The Southern continent has been making its mark on New Zealand of
late, with snow falling low into the Canterbury foothills on the end
of an Antarctic breeze.
In the past few weeks I have had a taste of what it is like to live
even further south, thanks to our guided tours of several Antarctic
research stations: China’s year round Great Wall Station, Argentina’s
Almirante Brown summer base, and the British museum of Port Lockroy.
Despite the geographical distance, there are more similarities between
such stations and my house in Methven than you might think.
Otherwise known as ‘The Penguin Post Office’, Port Lockroy is one of
the most known tourist sites on the Antarctic Peninsula. Built in 1944
as part of a secret wartime military operation, it was then used by
British scientists up until the 1960s.
These days it acts as a museum, illustrating what life was like in
Antarctica half a century ago. On my first visit I was surprised to
see that the Esse coal stove in the kitchen was identical to the one
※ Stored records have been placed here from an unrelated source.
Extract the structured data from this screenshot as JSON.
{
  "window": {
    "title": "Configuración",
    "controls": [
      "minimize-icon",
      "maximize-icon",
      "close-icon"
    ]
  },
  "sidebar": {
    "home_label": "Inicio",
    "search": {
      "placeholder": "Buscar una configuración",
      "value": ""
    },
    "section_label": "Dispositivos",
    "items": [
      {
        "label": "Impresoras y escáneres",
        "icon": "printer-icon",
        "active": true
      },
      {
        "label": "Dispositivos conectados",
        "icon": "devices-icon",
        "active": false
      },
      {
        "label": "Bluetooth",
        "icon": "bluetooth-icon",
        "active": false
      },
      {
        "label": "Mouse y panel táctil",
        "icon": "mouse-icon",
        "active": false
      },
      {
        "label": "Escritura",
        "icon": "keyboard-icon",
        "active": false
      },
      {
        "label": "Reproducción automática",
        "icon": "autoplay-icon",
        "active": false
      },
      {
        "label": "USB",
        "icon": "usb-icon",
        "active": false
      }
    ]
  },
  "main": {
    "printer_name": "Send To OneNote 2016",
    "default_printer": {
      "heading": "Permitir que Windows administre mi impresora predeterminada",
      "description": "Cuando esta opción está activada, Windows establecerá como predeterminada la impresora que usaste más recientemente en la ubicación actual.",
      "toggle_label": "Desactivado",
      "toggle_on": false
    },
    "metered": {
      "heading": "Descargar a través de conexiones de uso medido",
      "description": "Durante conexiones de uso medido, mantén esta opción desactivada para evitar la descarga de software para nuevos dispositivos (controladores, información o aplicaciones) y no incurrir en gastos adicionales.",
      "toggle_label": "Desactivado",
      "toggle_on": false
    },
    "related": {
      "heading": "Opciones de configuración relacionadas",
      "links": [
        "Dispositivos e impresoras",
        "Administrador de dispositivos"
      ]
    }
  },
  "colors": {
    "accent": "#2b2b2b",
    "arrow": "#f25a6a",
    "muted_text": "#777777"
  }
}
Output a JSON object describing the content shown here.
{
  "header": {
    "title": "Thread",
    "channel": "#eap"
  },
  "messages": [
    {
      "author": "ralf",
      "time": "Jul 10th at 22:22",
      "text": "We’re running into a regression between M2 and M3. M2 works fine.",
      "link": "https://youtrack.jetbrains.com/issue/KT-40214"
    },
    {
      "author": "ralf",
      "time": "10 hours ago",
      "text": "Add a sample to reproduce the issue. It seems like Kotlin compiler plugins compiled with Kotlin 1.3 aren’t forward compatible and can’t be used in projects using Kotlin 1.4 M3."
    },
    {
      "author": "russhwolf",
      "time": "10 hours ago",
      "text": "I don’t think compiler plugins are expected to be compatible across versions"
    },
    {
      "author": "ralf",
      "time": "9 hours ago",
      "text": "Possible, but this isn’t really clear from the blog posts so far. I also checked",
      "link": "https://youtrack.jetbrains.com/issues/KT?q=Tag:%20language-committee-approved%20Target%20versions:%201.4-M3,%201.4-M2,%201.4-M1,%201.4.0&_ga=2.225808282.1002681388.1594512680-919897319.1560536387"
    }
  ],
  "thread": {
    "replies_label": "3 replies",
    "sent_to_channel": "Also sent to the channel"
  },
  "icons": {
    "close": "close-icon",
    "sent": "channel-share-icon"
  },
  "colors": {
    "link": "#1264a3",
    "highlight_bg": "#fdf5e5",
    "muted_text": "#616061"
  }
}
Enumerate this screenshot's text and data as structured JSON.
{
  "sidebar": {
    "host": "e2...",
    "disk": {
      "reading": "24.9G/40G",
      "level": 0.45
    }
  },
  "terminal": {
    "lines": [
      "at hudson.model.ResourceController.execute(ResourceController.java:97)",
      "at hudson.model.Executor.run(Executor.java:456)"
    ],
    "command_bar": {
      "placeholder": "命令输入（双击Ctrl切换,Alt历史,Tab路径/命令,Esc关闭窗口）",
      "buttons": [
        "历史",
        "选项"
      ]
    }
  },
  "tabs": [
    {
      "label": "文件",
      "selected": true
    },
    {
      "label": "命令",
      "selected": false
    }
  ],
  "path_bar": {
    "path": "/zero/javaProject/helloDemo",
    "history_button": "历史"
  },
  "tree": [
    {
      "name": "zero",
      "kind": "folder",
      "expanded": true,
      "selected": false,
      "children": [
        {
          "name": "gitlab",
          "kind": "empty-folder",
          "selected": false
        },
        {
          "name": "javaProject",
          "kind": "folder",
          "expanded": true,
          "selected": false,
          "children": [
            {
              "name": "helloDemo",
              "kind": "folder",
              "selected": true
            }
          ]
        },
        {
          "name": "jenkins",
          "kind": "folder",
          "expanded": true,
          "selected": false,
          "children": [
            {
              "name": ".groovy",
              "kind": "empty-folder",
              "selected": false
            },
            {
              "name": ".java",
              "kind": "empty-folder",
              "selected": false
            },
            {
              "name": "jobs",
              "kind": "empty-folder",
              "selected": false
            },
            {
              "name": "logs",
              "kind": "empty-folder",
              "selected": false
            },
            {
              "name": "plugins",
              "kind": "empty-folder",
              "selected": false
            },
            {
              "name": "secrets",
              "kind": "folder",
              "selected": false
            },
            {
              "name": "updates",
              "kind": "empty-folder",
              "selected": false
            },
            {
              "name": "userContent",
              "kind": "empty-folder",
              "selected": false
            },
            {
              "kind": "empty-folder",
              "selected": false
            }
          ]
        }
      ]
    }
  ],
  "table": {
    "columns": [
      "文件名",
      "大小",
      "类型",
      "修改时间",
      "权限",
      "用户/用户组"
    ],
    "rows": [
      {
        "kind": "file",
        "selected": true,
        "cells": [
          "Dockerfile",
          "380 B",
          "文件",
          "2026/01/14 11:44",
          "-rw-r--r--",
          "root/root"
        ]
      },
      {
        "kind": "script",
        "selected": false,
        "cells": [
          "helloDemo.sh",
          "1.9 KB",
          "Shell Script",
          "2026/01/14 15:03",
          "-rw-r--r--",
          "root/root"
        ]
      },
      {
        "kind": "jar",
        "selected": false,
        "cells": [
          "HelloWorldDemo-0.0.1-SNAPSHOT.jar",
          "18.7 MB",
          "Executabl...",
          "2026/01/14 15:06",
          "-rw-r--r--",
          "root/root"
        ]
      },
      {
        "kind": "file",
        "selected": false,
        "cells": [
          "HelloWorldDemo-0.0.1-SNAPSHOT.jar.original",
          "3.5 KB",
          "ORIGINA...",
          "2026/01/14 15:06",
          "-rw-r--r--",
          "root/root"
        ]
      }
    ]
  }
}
in our kitchen at home. While everyone else was oohing and aahhing
over the antique appliance and muttering about the chilly draft, I was
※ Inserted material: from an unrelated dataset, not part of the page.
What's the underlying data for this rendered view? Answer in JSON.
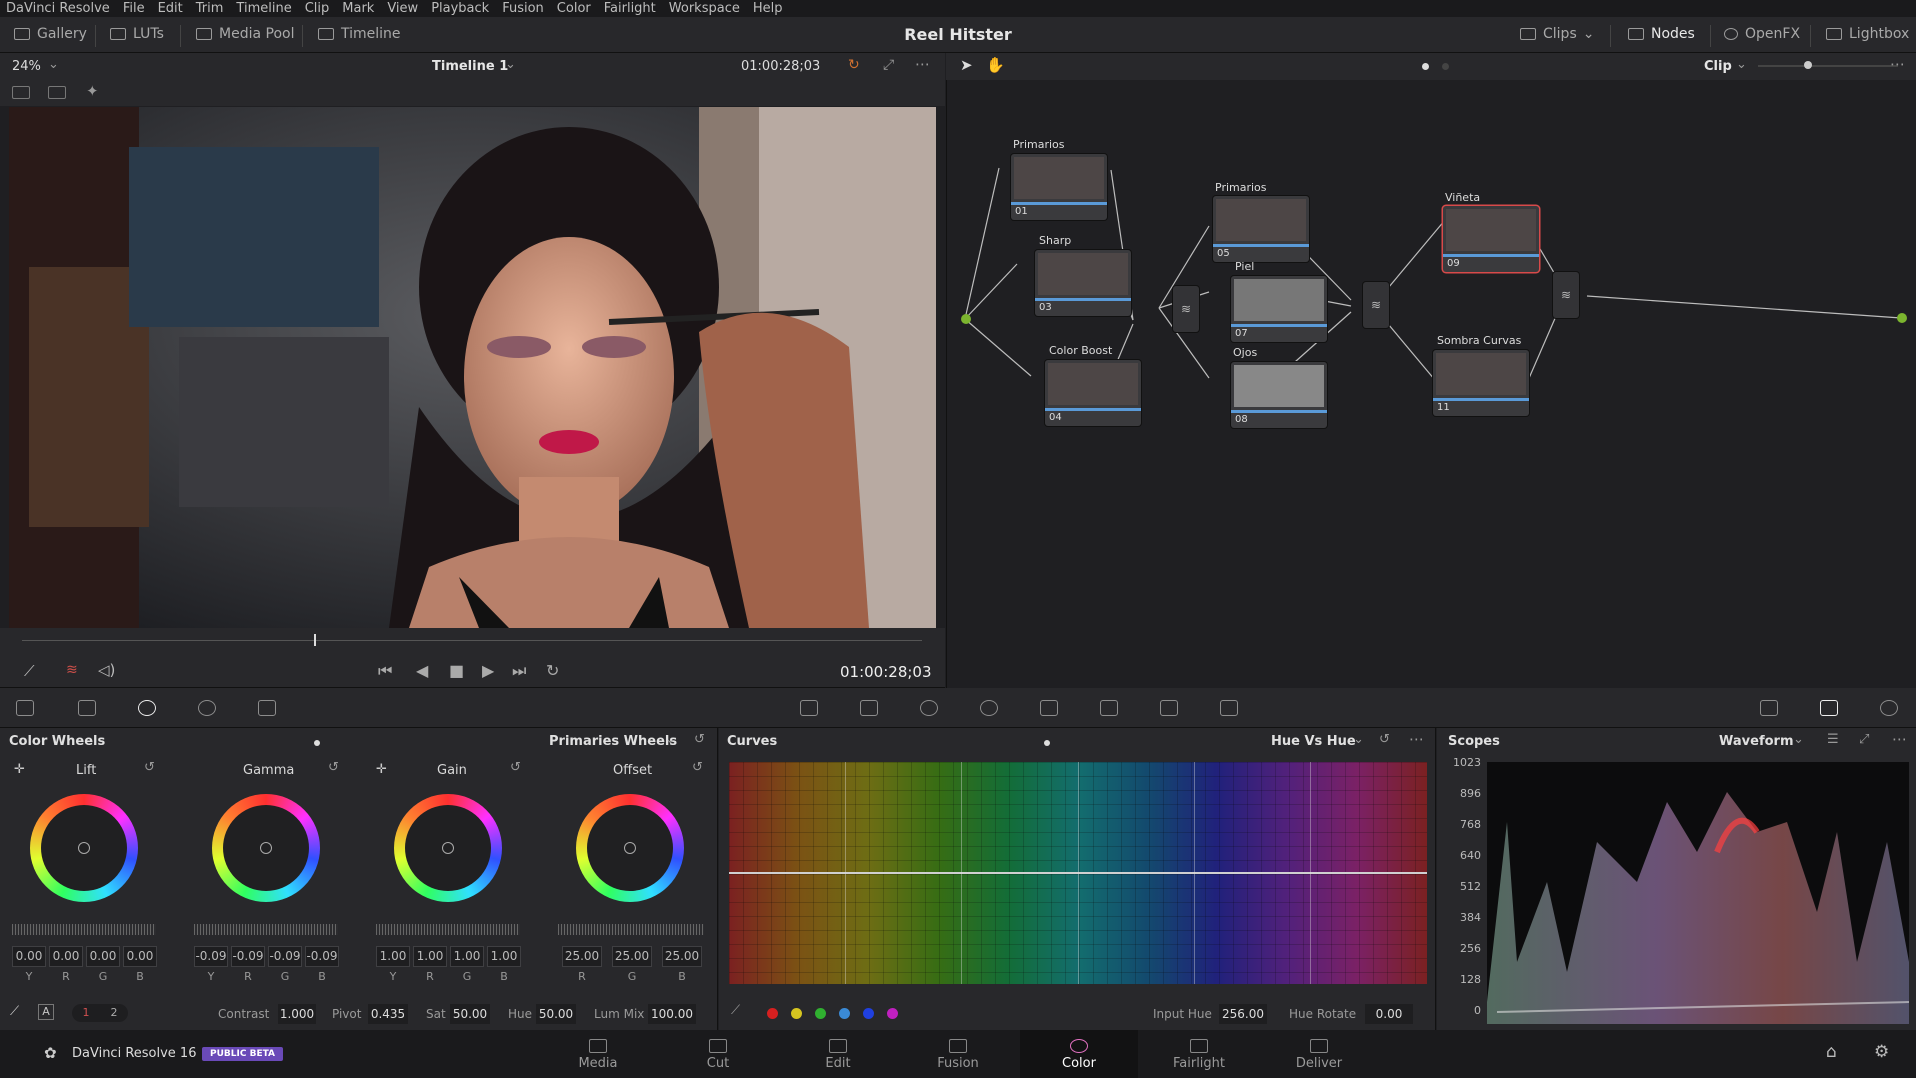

quietly impressed by the place. Compared to a weatherboard house from
1925, the hut was rather cosy.
Great Wall Station was much better insulated, with buildings built on
stilts to resist the buildup of winter ice. The large blue building in
the middle of the complex was reminiscent of the Blue Pub, although
the station’s population would not have filled our local bar. The
summer maximum of 40 inhabitants suddenly made all the rural
settlements in our area seem like bustling metropolises.
There are now over 60 research bases in Antarctica, with the peninsula
being the most populated area. It takes a special kind of person to
spend a whole year in Antarctica, let alone two or more. At our visit
to Brown Station we saw evidence of what happens when you put the
wrong sort of person in such an environment: the charred remains of
the original 1984 base are courtesy of the station doctor. When told
he would be required for a second winter season, he promptly burnt the
place down to ensure a ride out of there. Luckily we have State
Highway One heading through Ashburton, so if the going gets really
tough, there is always the option of taking an excursion to the Big
Down here in Antarctica we’ve enjoyed tea with the Chinese, strong
black coffee with the Argentinians, and admired the English Esse, but
I really am looking forward to a steaming mug of milo on my return.
There are many different places to visit, but there really is no place
Originally Published in The Ashburton Guardian